We’ve all probably read at least a few of the titles adorning your average list of the world’s most unforgettable novels. Twain, Hemingway, Joyce, Orwell, and every other commonplace literary name; all of them certainly penned great works, stories which forced us to re-think our surroundings and even dispute the truths and values which our individual worlds impart to us. But no matter how genius it may be, you can only read a novel so many times before its novelty fades.
If you’re craving to chase a Shakespearean buzz or follow up a Dickens binge with some deliciously underrated food for thought, take a look at this list of five classic works of literature which have so far flown under the radar.

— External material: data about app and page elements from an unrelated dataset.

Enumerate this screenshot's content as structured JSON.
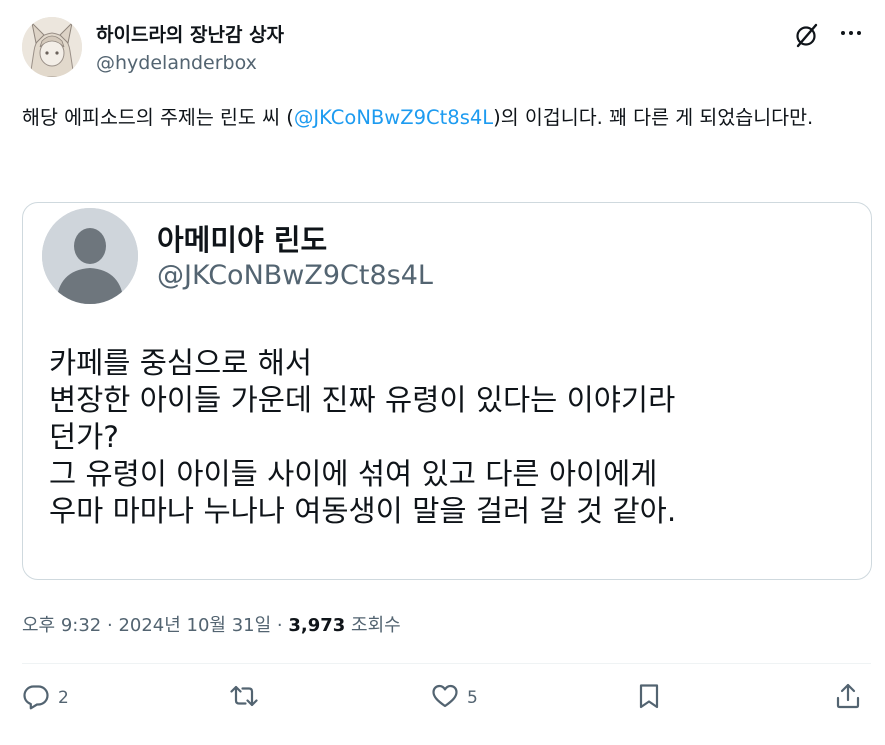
{
  "author": {
    "name": "하이드라의 장난감 상자",
    "handle": "@hydelanderbox"
  },
  "tweet": {
    "text_before": "해당 에피소드의 주제는 린도 씨 (",
    "mention": "@JKCoNBwZ9Ct8s4L",
    "text_after": ")의 이겁니다. 꽤 다른 게 되었습니다만."
  },
  "quote": {
    "name": "아메미야 린도",
    "handle": "@JKCoNBwZ9Ct8s4L",
    "lines": [
      "카페를 중심으로 해서",
      "변장한 아이들 가운데 진짜 유령이 있다는 이야기라",
      "던가?",
      "그 유령이 아이들 사이에 섞여 있고 다른 아이에게",
      "우마 마마나 누나나 여동생이 말을 걸러 갈 것 같아."
    ]
  },
  "meta": {
    "time": "오후 9:32",
    "sep1": " · ",
    "date": "2024년 10월 31일",
    "sep2": " · ",
    "views": "3,973",
    "views_label": " 조회수"
  },
  "actions": {
    "reply_count": "2",
    "like_count": "5"
  },
  "icons": [
    "grok-icon",
    "more-icon",
    "reply-icon",
    "retweet-icon",
    "like-icon",
    "bookmark-icon",
    "share-icon"
  ],
  "colors": {
    "accent": "#1d9bf0",
    "secondary_text": "#536471",
    "border": "#cfd9de"
  }
}
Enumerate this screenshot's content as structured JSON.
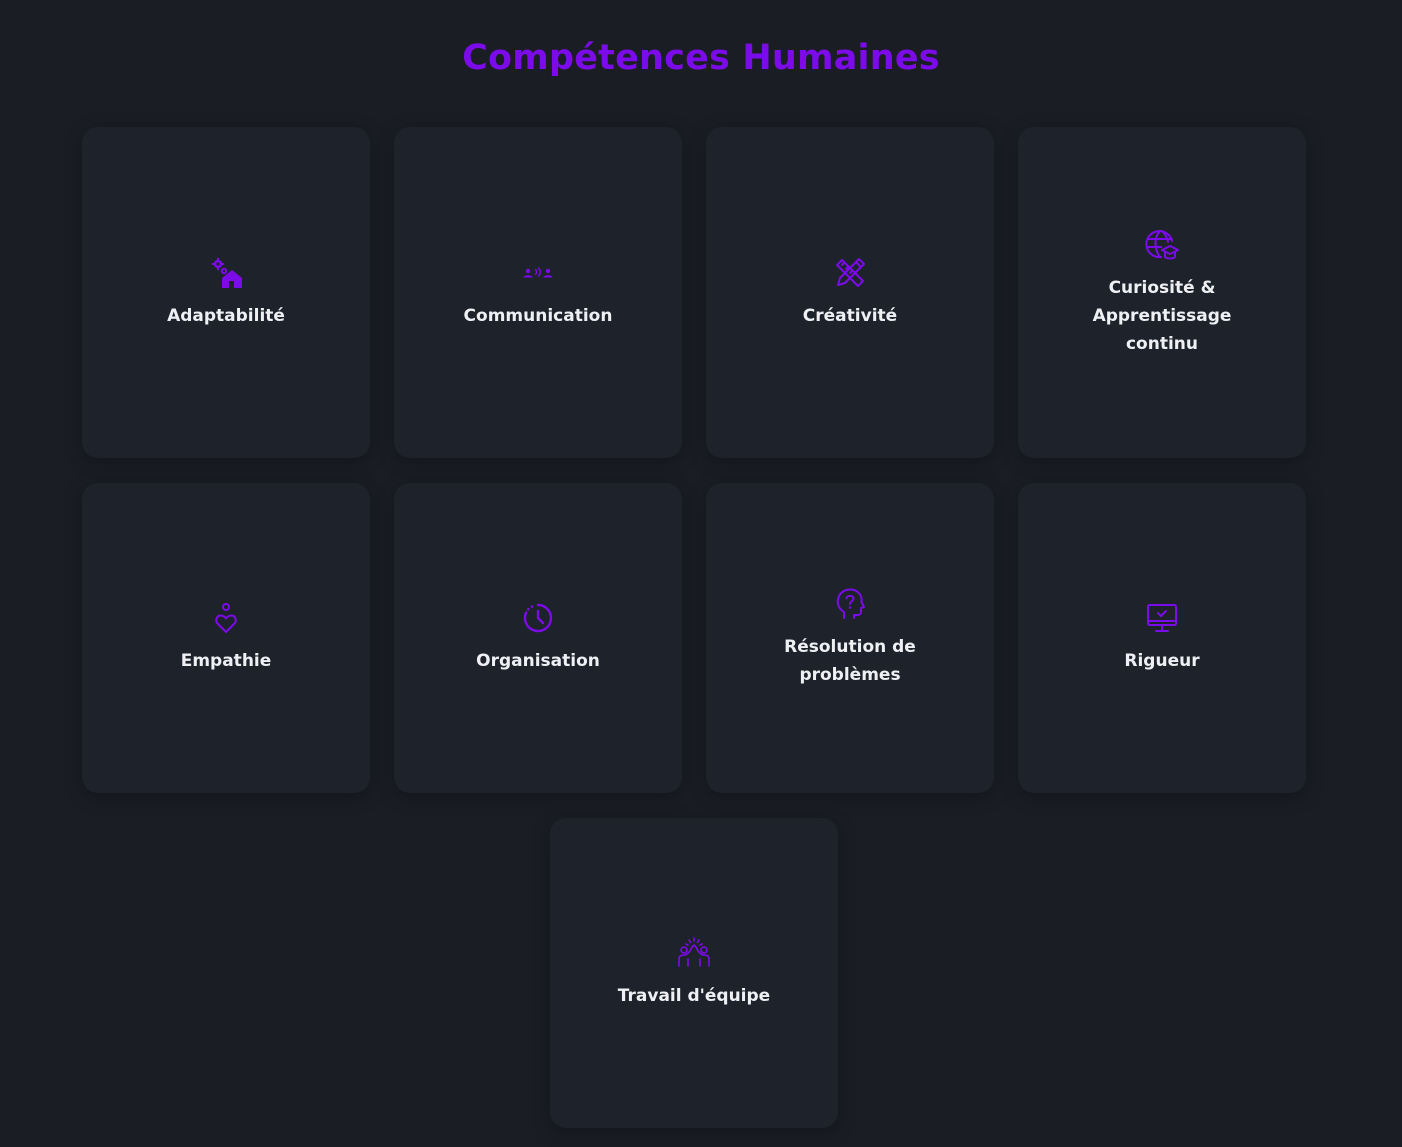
{
  "section": {
    "title": "Compétences Humaines"
  },
  "accent_color": "#7c0bea",
  "skills": [
    {
      "label": "Adaptabilité",
      "icon": "gears-house-icon"
    },
    {
      "label": "Communication",
      "icon": "people-talking-icon"
    },
    {
      "label": "Créativité",
      "icon": "pencil-ruler-icon"
    },
    {
      "label": "Curiosité & Apprentissage continu",
      "icon": "globe-graduation-cap-icon"
    },
    {
      "label": "Empathie",
      "icon": "person-heart-icon"
    },
    {
      "label": "Organisation",
      "icon": "clock-icon"
    },
    {
      "label": "Résolution de problèmes",
      "icon": "head-question-icon"
    },
    {
      "label": "Rigueur",
      "icon": "monitor-check-icon"
    },
    {
      "label": "Travail d'équipe",
      "icon": "teamwork-high-five-icon"
    }
  ]
}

- The Monk by Matthew Lewis (1796) – Lewis wrote his crowning literary achievement when he was only 19 years old. Its remarkably complex story depicts a God-fearing monk’s descent into total, Satan-induced psychopathy and won Lewis center stage under London’s literary spotlight. The novel was equally praised and reviled, with critics celebrating Lewis’s ingenuity in character creation and condemning the story’s moral bankruptcy.
- Against the Grain by Joris-Karl Huysmans (1884) – A testament to rebellion, Against the Grain was composed as a statement decrying the sickening displays of personal excess often seen among 19th century French society’s wealthiest. It follows a rich old man’s desire to discard a luxurious lifestyle and spend the rest of his years indulging his disgust for society through the study of art’s hidden messages.
- Cranford by Elizabeth Gaskell (1853) – Originally published as a series of satirical installments, Cranford examines the changing countryside customs of an England on the brink of industrial revolution. This work is particularly notable for its unique presentation of gender dynamics during a time when women were still largely viewed as subservient to men.
- The Last Days of Mankind by Karl Kraus (1922) – For those searching a little-known piece of brilliance to read, it doesn’t get much more obscure than Karl Kraus’s The Last Days of Mankind. Intended as a play, it spans more than 200 unique scenes, which include a moment where 1,200 horses charge from the ocean, fleeing a flamethrower that happens to have a beautiful singing voice. Kraus’s masterpiece uses first-person accounts to depict a strange, distorted, but nonetheless accurate depiction of how the media’s glorified depictions of war actually sustain conflict.
- Zeno’s Conscience by Italo Svevo (1923) – Zeno Cosini is perhaps the most neurotic man to ever think a thought. Written in the style of a psychiatrist-prescribed diary, Zeno’s Conscience amusingly reflects and amplifies his mental acrobatics as Zeno attempts to navigate the simple complexities of everyday life.